---- Task input

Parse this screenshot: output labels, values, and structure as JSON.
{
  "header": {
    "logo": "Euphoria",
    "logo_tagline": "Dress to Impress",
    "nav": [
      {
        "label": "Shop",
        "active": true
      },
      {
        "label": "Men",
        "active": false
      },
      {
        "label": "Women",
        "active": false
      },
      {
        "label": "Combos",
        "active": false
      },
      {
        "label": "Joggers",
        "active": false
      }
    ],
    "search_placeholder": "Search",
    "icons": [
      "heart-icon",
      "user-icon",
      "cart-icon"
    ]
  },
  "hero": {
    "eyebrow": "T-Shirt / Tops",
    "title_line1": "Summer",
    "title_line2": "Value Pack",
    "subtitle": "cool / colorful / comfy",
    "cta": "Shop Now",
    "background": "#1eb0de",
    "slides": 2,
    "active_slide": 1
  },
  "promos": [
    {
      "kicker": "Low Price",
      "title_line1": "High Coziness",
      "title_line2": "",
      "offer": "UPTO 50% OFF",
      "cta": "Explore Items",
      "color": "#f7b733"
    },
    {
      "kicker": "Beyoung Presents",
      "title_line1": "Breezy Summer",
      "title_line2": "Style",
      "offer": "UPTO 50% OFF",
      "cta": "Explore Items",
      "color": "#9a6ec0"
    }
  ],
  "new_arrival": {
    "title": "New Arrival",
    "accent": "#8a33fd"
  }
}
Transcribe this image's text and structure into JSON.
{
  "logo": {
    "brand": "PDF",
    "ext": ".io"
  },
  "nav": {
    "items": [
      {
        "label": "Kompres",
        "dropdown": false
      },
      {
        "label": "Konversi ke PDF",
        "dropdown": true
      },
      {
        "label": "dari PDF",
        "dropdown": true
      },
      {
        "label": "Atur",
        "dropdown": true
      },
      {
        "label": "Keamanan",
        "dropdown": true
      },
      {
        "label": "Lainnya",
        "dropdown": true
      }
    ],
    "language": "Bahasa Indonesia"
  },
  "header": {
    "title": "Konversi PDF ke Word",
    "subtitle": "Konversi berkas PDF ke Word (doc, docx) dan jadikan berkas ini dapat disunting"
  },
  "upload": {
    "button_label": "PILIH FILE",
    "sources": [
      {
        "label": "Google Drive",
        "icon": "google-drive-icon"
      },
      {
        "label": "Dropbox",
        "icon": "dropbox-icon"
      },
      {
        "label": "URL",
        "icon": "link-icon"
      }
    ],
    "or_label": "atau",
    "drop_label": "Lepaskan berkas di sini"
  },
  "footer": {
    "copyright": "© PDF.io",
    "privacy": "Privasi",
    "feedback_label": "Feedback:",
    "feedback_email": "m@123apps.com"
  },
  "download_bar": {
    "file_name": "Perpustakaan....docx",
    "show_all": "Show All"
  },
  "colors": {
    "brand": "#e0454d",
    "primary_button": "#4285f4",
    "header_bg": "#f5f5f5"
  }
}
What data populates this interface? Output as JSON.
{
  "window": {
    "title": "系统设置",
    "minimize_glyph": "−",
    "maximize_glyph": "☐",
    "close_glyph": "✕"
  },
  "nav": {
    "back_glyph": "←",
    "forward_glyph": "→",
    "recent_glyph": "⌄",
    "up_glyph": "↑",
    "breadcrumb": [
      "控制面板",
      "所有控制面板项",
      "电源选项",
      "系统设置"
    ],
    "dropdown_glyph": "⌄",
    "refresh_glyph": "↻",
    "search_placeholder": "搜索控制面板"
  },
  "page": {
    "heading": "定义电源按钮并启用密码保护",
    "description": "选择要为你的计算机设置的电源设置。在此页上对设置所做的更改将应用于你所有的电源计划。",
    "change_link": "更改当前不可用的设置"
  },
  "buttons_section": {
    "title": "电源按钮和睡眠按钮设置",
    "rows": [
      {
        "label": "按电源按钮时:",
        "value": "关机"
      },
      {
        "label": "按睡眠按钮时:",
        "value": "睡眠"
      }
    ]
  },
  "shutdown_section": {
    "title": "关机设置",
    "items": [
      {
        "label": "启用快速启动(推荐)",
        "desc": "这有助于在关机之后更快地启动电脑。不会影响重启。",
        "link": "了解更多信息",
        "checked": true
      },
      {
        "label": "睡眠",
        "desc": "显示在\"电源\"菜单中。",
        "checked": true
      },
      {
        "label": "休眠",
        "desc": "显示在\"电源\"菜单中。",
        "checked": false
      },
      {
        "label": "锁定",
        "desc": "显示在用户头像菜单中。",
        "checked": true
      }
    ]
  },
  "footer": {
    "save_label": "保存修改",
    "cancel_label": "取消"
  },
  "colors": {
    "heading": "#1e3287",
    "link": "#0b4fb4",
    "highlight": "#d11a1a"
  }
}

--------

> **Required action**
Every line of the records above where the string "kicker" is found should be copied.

> **Result of the exercise**
      "kicker": "Low Price",
      "kicker": "Beyoung Presents",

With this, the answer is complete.